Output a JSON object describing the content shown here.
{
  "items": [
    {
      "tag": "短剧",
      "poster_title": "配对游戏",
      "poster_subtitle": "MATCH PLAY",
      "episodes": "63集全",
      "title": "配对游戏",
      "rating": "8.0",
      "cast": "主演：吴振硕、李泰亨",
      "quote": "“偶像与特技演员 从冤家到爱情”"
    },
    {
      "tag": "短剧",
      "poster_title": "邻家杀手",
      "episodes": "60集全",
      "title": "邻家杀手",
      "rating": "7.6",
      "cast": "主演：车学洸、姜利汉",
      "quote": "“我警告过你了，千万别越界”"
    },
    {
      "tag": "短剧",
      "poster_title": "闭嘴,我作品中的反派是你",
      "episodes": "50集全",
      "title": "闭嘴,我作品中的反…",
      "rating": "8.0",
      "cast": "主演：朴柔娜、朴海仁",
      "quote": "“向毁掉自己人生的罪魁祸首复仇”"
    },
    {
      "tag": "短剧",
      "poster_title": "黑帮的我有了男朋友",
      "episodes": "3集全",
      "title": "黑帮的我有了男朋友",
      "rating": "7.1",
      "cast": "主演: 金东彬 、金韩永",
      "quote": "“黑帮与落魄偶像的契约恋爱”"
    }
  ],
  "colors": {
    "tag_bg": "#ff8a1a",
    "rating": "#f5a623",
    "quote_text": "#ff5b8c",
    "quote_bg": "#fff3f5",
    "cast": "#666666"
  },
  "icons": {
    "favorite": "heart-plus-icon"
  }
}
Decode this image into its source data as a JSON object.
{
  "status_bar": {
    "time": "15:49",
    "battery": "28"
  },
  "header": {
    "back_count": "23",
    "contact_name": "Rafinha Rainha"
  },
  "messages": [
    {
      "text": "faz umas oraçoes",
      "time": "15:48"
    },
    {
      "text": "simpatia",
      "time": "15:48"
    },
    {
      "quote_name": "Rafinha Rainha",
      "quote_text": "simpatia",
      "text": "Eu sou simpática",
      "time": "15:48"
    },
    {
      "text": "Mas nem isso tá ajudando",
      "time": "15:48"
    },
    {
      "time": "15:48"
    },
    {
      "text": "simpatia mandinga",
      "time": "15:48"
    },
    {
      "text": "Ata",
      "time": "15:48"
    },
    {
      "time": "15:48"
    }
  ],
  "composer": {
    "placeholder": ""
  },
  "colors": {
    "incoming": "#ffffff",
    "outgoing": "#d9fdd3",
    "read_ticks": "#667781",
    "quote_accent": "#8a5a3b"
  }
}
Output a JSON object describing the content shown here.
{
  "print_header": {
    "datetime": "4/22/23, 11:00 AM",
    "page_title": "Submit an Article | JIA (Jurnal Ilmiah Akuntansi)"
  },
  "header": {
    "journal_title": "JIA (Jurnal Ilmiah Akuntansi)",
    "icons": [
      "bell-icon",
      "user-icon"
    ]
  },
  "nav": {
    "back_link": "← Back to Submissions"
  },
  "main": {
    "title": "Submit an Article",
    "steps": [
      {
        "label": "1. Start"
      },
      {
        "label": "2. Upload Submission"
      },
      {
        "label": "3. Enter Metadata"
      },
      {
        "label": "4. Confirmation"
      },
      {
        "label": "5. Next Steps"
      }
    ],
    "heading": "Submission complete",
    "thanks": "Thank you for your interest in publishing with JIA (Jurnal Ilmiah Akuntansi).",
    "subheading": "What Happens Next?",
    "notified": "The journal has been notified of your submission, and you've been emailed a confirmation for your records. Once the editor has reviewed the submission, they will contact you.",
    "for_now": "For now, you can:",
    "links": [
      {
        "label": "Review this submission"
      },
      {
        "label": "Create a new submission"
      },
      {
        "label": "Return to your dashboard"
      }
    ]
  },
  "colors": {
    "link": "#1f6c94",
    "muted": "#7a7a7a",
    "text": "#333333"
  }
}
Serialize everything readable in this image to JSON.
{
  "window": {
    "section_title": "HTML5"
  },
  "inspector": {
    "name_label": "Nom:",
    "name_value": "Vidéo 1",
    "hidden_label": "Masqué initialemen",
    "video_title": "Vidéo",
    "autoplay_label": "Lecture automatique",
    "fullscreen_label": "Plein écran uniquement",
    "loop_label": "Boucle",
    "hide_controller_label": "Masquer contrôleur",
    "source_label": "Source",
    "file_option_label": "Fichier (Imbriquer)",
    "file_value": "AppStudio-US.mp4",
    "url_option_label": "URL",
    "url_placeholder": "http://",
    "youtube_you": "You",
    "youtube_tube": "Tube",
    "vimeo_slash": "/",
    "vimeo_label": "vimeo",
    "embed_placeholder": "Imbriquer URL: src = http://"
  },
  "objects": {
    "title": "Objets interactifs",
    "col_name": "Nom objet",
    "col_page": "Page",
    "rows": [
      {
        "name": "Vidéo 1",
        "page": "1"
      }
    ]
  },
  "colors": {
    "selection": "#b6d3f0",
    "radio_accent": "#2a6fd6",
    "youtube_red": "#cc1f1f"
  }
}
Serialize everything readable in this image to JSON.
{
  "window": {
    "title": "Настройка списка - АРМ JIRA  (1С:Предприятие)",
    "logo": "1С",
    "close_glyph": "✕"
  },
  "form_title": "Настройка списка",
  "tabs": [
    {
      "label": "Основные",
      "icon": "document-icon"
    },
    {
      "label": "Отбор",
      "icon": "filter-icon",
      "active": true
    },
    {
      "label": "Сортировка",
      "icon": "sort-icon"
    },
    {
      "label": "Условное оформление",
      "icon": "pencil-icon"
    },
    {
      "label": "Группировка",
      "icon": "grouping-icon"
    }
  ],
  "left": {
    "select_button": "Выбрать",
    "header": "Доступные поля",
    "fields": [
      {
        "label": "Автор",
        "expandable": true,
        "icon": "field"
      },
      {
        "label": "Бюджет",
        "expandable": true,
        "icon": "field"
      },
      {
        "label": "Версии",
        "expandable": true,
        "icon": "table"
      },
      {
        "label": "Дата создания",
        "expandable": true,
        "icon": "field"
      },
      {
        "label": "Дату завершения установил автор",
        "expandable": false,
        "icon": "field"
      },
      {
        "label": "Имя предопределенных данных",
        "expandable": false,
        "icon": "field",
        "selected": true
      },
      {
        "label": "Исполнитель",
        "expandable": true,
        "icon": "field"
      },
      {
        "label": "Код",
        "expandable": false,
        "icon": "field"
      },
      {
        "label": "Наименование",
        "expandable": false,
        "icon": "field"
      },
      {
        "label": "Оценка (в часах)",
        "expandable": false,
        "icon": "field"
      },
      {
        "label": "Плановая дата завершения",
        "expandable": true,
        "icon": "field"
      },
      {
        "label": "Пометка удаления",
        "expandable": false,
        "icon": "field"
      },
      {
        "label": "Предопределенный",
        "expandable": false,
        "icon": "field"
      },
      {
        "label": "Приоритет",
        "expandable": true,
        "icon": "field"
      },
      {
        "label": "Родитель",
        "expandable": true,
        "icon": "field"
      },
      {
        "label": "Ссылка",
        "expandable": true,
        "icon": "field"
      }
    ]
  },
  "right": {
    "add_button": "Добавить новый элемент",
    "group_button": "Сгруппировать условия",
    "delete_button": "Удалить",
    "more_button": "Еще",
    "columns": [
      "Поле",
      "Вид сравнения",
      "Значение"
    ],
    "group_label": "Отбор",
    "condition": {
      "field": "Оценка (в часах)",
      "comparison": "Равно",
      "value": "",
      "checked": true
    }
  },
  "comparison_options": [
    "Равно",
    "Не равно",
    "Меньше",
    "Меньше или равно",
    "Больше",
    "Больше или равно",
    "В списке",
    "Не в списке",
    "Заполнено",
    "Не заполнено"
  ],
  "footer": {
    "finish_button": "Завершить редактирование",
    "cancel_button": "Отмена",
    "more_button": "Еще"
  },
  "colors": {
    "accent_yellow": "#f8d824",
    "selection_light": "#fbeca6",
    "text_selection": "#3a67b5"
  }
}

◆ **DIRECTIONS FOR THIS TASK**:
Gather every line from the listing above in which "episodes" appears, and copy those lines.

◆ **EXERCISE OUTPUT**:
      "episodes": "63集全",
      "episodes": "60集全",
      "episodes": "50集全",
      "episodes": "3集全",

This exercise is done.